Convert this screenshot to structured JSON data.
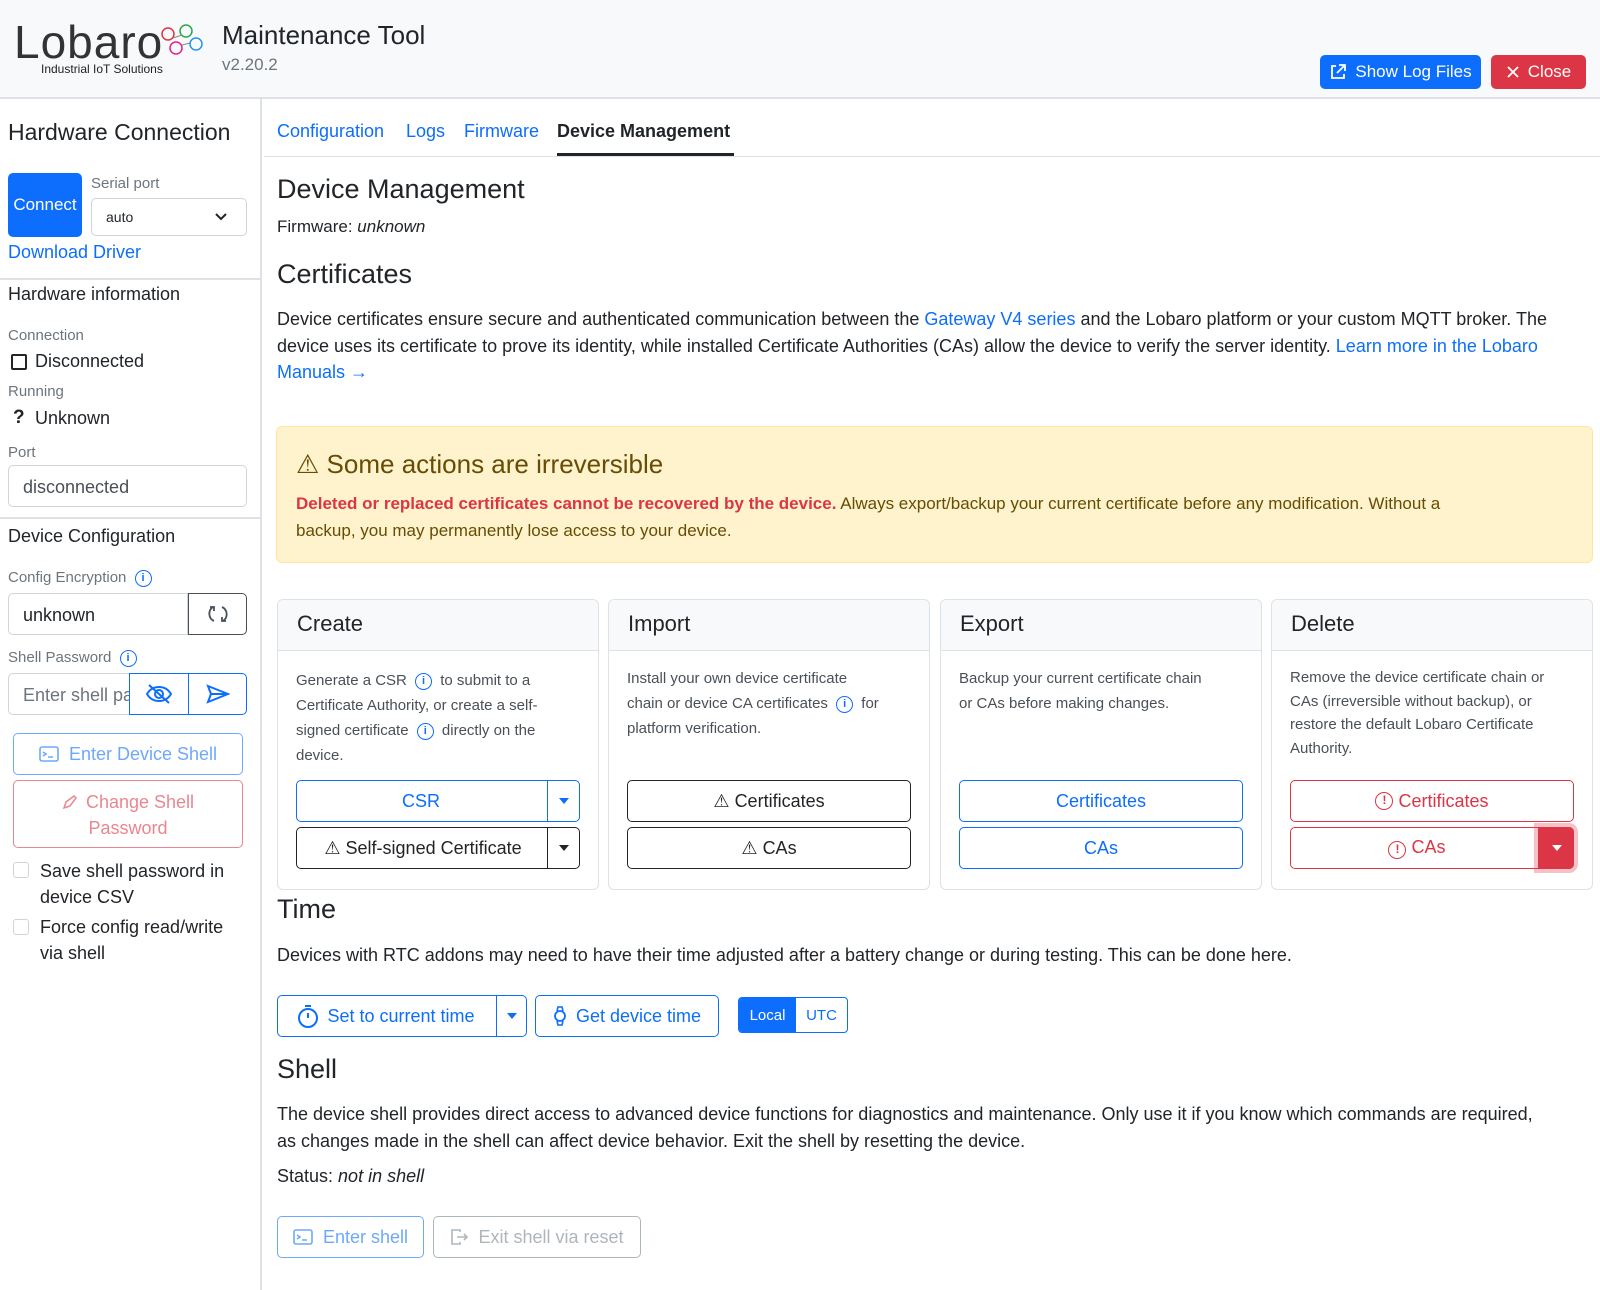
{
  "header": {
    "logo_text": "Lobaro",
    "logo_tagline": "Industrial IoT Solutions",
    "title": "Maintenance Tool",
    "version": "v2.20.2",
    "show_log_files": "Show Log Files",
    "close": "Close"
  },
  "sidebar": {
    "title": "Hardware Connection",
    "connect": "Connect",
    "serial_port_label": "Serial port",
    "serial_port_value": "auto",
    "download_driver": "Download Driver",
    "hw_info_title": "Hardware information",
    "connection_label": "Connection",
    "connection_value": "Disconnected",
    "running_label": "Running",
    "running_value": "Unknown",
    "port_label": "Port",
    "port_value": "disconnected",
    "device_config_title": "Device Configuration",
    "config_encryption_label": "Config Encryption",
    "config_encryption_value": "unknown",
    "shell_password_label": "Shell Password",
    "shell_password_placeholder": "Enter shell password",
    "enter_device_shell": "Enter Device Shell",
    "change_shell_password_1": "Change Shell",
    "change_shell_password_2": "Password",
    "save_pw_1": "Save shell password in",
    "save_pw_2": "device CSV",
    "force_cfg_1": "Force config read/write",
    "force_cfg_2": "via shell"
  },
  "tabs": [
    "Configuration",
    "Logs",
    "Firmware",
    "Device Management"
  ],
  "main": {
    "title": "Device Management",
    "firmware_label": "Firmware:",
    "firmware_value": "unknown",
    "certificates_title": "Certificates",
    "cert_desc_1": "Device certificates ensure secure and authenticated communication between the ",
    "cert_link_gateway": "Gateway V4 series",
    "cert_desc_2": " and the Lobaro platform or your custom MQTT broker. The",
    "cert_desc_3": "device uses its certificate to prove its identity, while installed Certificate Authorities (CAs) allow the device to verify the server identity. ",
    "cert_link_learn_1": "Learn more in the Lobaro",
    "cert_link_learn_2": "Manuals →",
    "warning_title": "Some actions are irreversible",
    "warning_bold": "Deleted or replaced certificates cannot be recovered by the device.",
    "warning_text_1": " Always export/backup your current certificate before any modification. Without a",
    "warning_text_2": "backup, you may permanently lose access to your device.",
    "cards": {
      "create": {
        "title": "Create",
        "t1": "Generate a CSR",
        "t2": "to submit to a",
        "t3": "Certificate Authority, or create a self-",
        "t4": "signed certificate",
        "t5": "directly on the",
        "t6": "device.",
        "btn1": "CSR",
        "btn2": "Self-signed Certificate"
      },
      "import": {
        "title": "Import",
        "t1": "Install your own device certificate",
        "t2": "chain or device CA certificates",
        "t3": "for",
        "t4": "platform verification.",
        "btn1": "Certificates",
        "btn2": "CAs"
      },
      "export": {
        "title": "Export",
        "t1": "Backup your current certificate chain",
        "t2": "or CAs before making changes.",
        "btn1": "Certificates",
        "btn2": "CAs"
      },
      "delete": {
        "title": "Delete",
        "t1": "Remove the device certificate chain or",
        "t2": "CAs (irreversible without backup), or",
        "t3": "restore the default Lobaro Certificate",
        "t4": "Authority.",
        "btn1": "Certificates",
        "btn2": "CAs"
      }
    },
    "time_title": "Time",
    "time_desc": "Devices with RTC addons may need to have their time adjusted after a battery change or during testing. This can be done here.",
    "set_current_time": "Set to current time",
    "get_device_time": "Get device time",
    "tz_local": "Local",
    "tz_utc": "UTC",
    "shell_title": "Shell",
    "shell_desc_1": "The device shell provides direct access to advanced device functions for diagnostics and maintenance. Only use it if you know which commands are required,",
    "shell_desc_2": "as changes made in the shell can affect device behavior. Exit the shell by resetting the device.",
    "status_label": "Status:",
    "status_value": "not in shell",
    "enter_shell": "Enter shell",
    "exit_shell": "Exit shell via reset"
  },
  "colors": {
    "primary": "#0d6efd",
    "danger": "#dc3545",
    "warning_bg": "#fff3cd",
    "warning_text": "#664d03"
  }
}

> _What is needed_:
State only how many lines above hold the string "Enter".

> _Final answer_:
3